"It doesn't matter, Sammy. Point is, I found it somewhere Elaine obviously thought was a good hiding place, so it must be important." His refusal to look Sam in the eye though was as good as blasting a fog horn in Sam's ear.
"Dean. Where did you find this?" He waved the piece of paper in Dean's face to emphasise his point. Wherever it had been, it had been thoroughly hidden and part of him really didn't want to know where Dean had been poking around to find it.
Just as the silence between the two began to grow uncomfortable, Dean shifted slightly in his seat and, pointedly not looking at Sam, confessed, "It was in her shirt."
"What?! What the hell where you doing in her shirt, Dean?"
"I saw it poking out of her bra when I checked for a pulse."

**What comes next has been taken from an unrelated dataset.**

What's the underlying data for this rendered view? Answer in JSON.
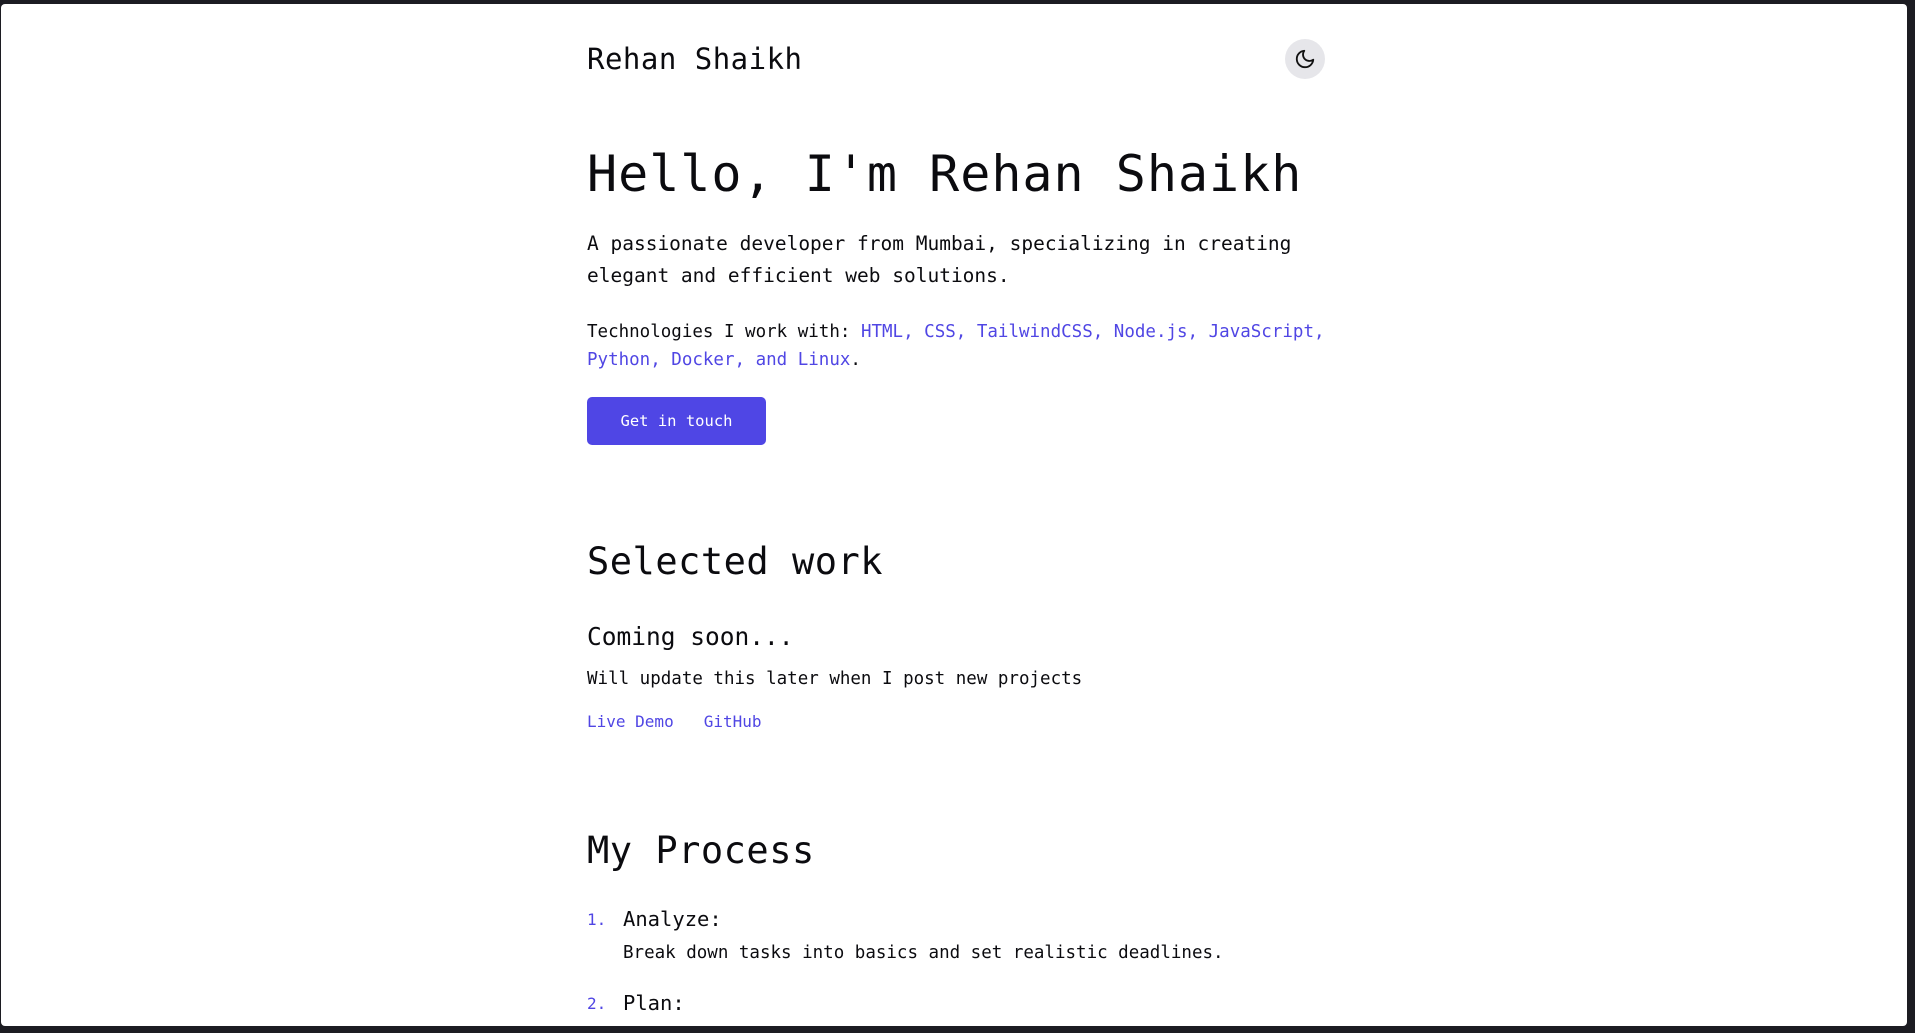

"Oh my god." Sam sank back into his seat as far as he could, shaking his head. " I cannot believe you."
"Oh c'mon, Sammy. Give me some credit. I wasn't looking down there deliberately. I just glanced down and there it was. I'm not some pervert who gets his kicks out of feeling up dead bodies." Dean's pleading voice had unwittingly risen till he could be heard at the table next to them. Ignoring the disgusted glances of the patrons sitting around them, Dean fixed his gaze on Sam, willing him to believe what he'd been told. Sam huffed and, still shaking his head, stuffed the refolded paper into his jacket pocket and stood up. He spared a final look for his brother and left the bar in a flurry of righteous indignation.
TBC - reviews are loved.